At the end of the walk, you’re tired, but everyone made it home in one piece, so that’s a win. Right?
Over the next several weeks, this scenario plays over and over each time you take your puppy for a walk. And each time your puppy repeats these behaviors, they become stronger habits. These unwanted behaviors grow stronger, and your puppy gets bigger and stronger… until suddenly, one day, your puppy overpowers you and drags you or one of your kids down the street, or worse.
That’s a dangerous situation you definitely want to avoid. Do yourself a favor and start off on the right “paw” – work on these skills before you need them, and don’t let him do them if he’s not ready.
Mechanics of The Walk
Once you’re ready to head out on that walk – which at first may only be one or two houses before you turn back – always make sure that you have a firm grip on the leash.
Along with this firm grip, you want to be careful that you are not adding pressure to your dog’s collar. I like to have my left hand as close to the clip as possible but relaxed at my side.
Remember that the more pressure your dog feels, the more he will instinctively pull in the opposite direction.
Walking on a loose leash is no easy feat for your puppy or for you! Be patient with your furry friend and with yourself. If you are struggling, ask yourself if your puppy is ready for the environment you are in. Remember that this takes time and is not something you will conquer in a week!
Now that you've learned some tips for leash training a puppy, you'll want to know about the best tools for training a puppy to walk with ease.
You may also be interested in:
- Puppy Training 101: 3 Essential Things to Teach Your Puppy First
- How to Stop Puppy Biting: 10 Tips That Work Like Magic!
What difficulties have you run into when you teach your puppy to walk on a leash? Let us know in the comments below!
About the trainer
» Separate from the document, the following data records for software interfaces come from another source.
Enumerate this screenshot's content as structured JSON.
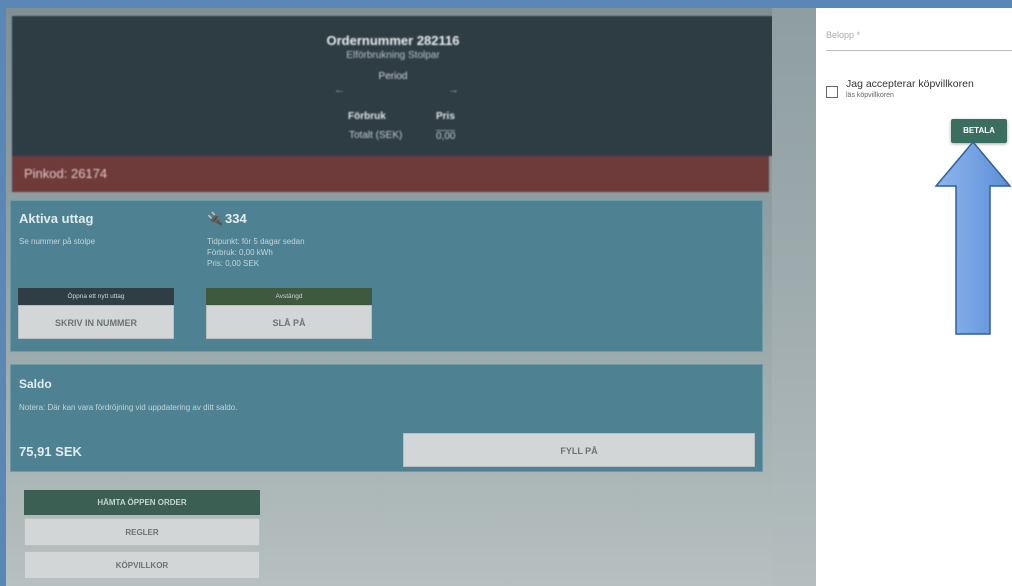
{
  "order": {
    "title": "Ordernummer 282116",
    "subtitle": "Elförbrukning Stolpar",
    "period_label": "Period",
    "col_forbruk": "Förbruk",
    "col_pris": "Pris",
    "total_label": "Totalt (SEK)",
    "total_value": "0,00"
  },
  "pin": {
    "text": "Pinkod: 26174"
  },
  "active": {
    "title": "Aktiva uttag",
    "subtitle": "Se nummer på stolpe",
    "socket_number": "334",
    "info_time": "Tidpunkt: för 5 dagar sedan",
    "info_usage": "Förbruk: 0,00 kWh",
    "info_price": "Pris: 0,00 SEK",
    "tag_open": "Öppna ett nytt uttag",
    "tag_off": "Avstängd",
    "btn_enter": "SKRIV IN NUMMER",
    "btn_on": "SLÅ PÅ"
  },
  "saldo": {
    "title": "Saldo",
    "note": "Notera: Där kan vara fördröjning vid uppdatering av ditt saldo.",
    "value": "75,91 SEK",
    "btn_fill": "FYLL PÅ"
  },
  "buttons": {
    "fetch_order": "HÄMTA ÖPPEN ORDER",
    "rules": "REGLER",
    "terms": "KÖPVILLKOR"
  },
  "payment": {
    "amount_label": "Belopp *",
    "terms_label": "Jag accepterar köpvillkoren",
    "terms_link": "läs köpvillkoren",
    "pay_button": "BETALA",
    "terms_checked": false
  },
  "colors": {
    "accent": "#3a6f5f",
    "arrow": "#5b8fd6",
    "frame": "#5b87b6"
  },
  "icons": {
    "socket": "plug-icon",
    "prev": "arrow-left-icon",
    "next": "arrow-right-icon",
    "callout": "arrow-up-icon"
  }
}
After spending 20 years helping families with their dogs face to face as a professional dog trainer, Michele realized that so much of what she knows could be shared with families everywhere - in a way that actually works. People sometimes think their dog is just SUPER difficult because the advice they’ve gotten was incomplete, confusing or just wrong. So she set out to help. Michele loves training dogs because of the impact that it has on the families she gets to help. The peace and joy they get from being able to enjoy their dog LISTENING. Besides teaching classes, helping private clients and running seminars, Michele is also a foodie and fantasizes about being a food critic or secret shopper for restaurants. Talk to her about food and your instant best friends.